In addition, veterans have received training in collaboration, leadership, service, and getting the job done in all circumstances. They usually have an operational mindset that is extremely useful and essential and adds value to any cybersecurity team. As an added benefit, some of these employees have security clearances that private companies not only costly to acquire and maintain, but can take up to 18 months to obtain.
What can organizations do?
Employers are facing a significant cybersecurity skills shortage, but there is also an abundance of untapped resources. In fact, organizations are working hard to develop and promote innovative veterans programs designed to help military veterans get into the cybersecurity business.
Programs like this can benefit veterans and fill the skills gap by providing hands-on training, mentoring, professional networking opportunities, and direct connections to an ecosystem of partner companies.
When all other options have failed, it’s time to try something new. Due to the demand and the lack of practical training, traditional applicant pools in the cybersecurity field are drying up. Despite the progress made in filling the cybersecurity skills gap, demand continues to grow. Organizations and their data are at greater risk due to the lack of trained personnel.
So it is time to think outside the box and consider veterans as a potential source of qualified applicants. Tens of thousands of veterans move into civilian life every year, bringing an operational mindset and a variety of qualities that make them ideally suited to the cybersecurity sector. Businesses can create their own mentoring program or work with existing groups to ensure veterans receive the training and networking opportunities they need to successfully pursue cybersecurity careers.
Release ID: 24165
Original source of the original story >> How to balance military service with a cybersecurity career
Disclaimer for content:
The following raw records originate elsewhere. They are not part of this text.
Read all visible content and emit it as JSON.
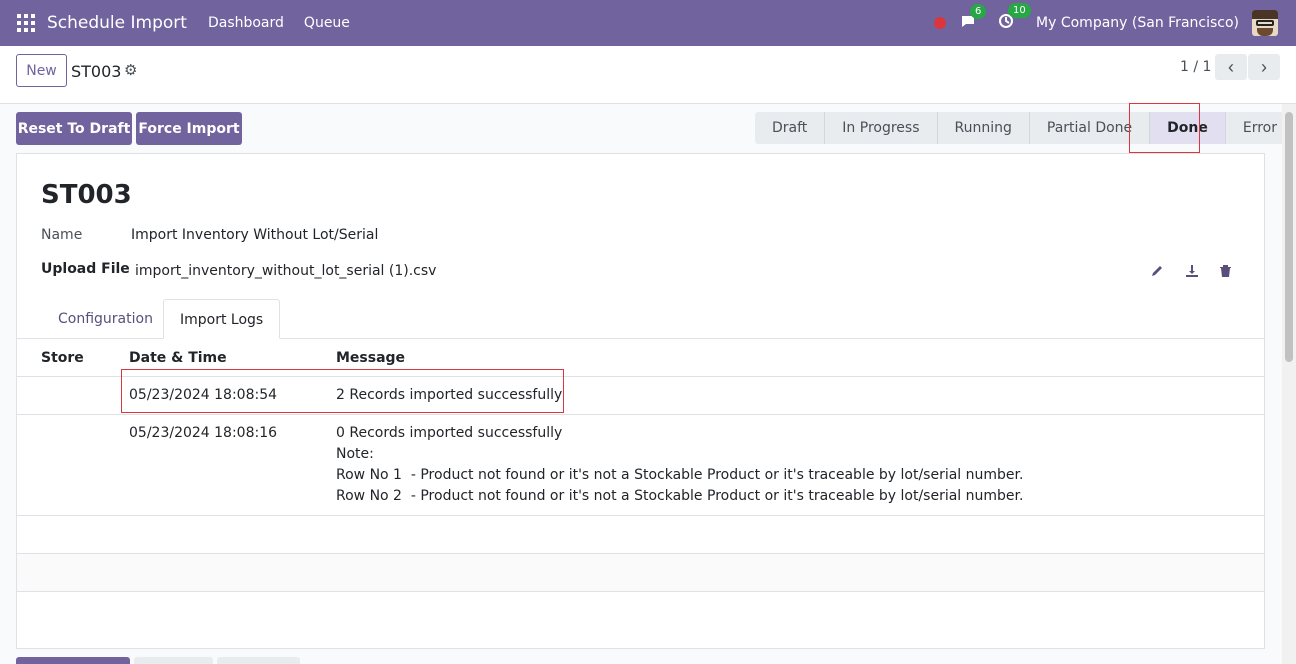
{
  "navbar": {
    "app_title": "Schedule Import",
    "menus": [
      "Dashboard",
      "Queue"
    ],
    "messages_count": "6",
    "activities_count": "10",
    "company": "My Company (San Francisco)"
  },
  "control": {
    "new_label": "New",
    "breadcrumb": "ST003",
    "pager": "1 / 1"
  },
  "actions": {
    "reset_label": "Reset To Draft",
    "force_label": "Force Import"
  },
  "statusbar": {
    "stages": [
      "Draft",
      "In Progress",
      "Running",
      "Partial Done",
      "Done",
      "Error"
    ],
    "active": "Done"
  },
  "record": {
    "title": "ST003",
    "name_label": "Name",
    "name_value": "Import Inventory Without Lot/Serial",
    "upload_label": "Upload File",
    "upload_value": "import_inventory_without_lot_serial (1).csv"
  },
  "tabs": [
    "Configuration",
    "Import Logs"
  ],
  "logs": {
    "headers": [
      "Store",
      "Date & Time",
      "Message"
    ],
    "rows": [
      {
        "store": "",
        "datetime": "05/23/2024 18:08:54",
        "message": [
          "2 Records imported successfully"
        ]
      },
      {
        "store": "",
        "datetime": "05/23/2024 18:08:16",
        "message": [
          "0 Records imported successfully",
          "Note:",
          "Row No 1  - Product not found or it's not a Stockable Product or it's traceable by lot/serial number.",
          "Row No 2  - Product not found or it's not a Stockable Product or it's traceable by lot/serial number."
        ]
      }
    ]
  },
  "colors": {
    "brand": "#71639e",
    "highlight": "#d9363e"
  }
}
Disclaimer of liability. IN NO EVENT SHALL OUR PR COMPANY TO YOU OR ANY OTHER PERSON LIABILITY OR RESPONSIBILITY FOR ANY DIRECT, INDIRECT, INCIDENTAL, CONSEQUENTIAL, SPECIAL OR EXEMPLARY DAMAGES OF ANY KIND, INCLUDING UNLIMITED INCOME OR OPPORTUNITY, LOSS OF THE POSSIBILITY OF SUCH DAMAGES AND REGARDLESS OF THE ACTION PRINCIPLES ON WHICH SUCH CLAIM IS BASED, INCLUDING, WITHOUT LIMITATION, ALL CLAIMS MADE OUT OF OR IN CONNECTION WITH ANY CONTENT, INCLUDING PHOTOGRAPH, UNLIMITED, AUDIO, AND VIDEOS OR ABOUT THE ACCURACY, RELIABILITY, SUPPORT Endorsement, testimonial, opinion, or other product or service-related statements or reviews appearing, made, or omitted on the Sites or in ANY posts or articles distributed through the Sites.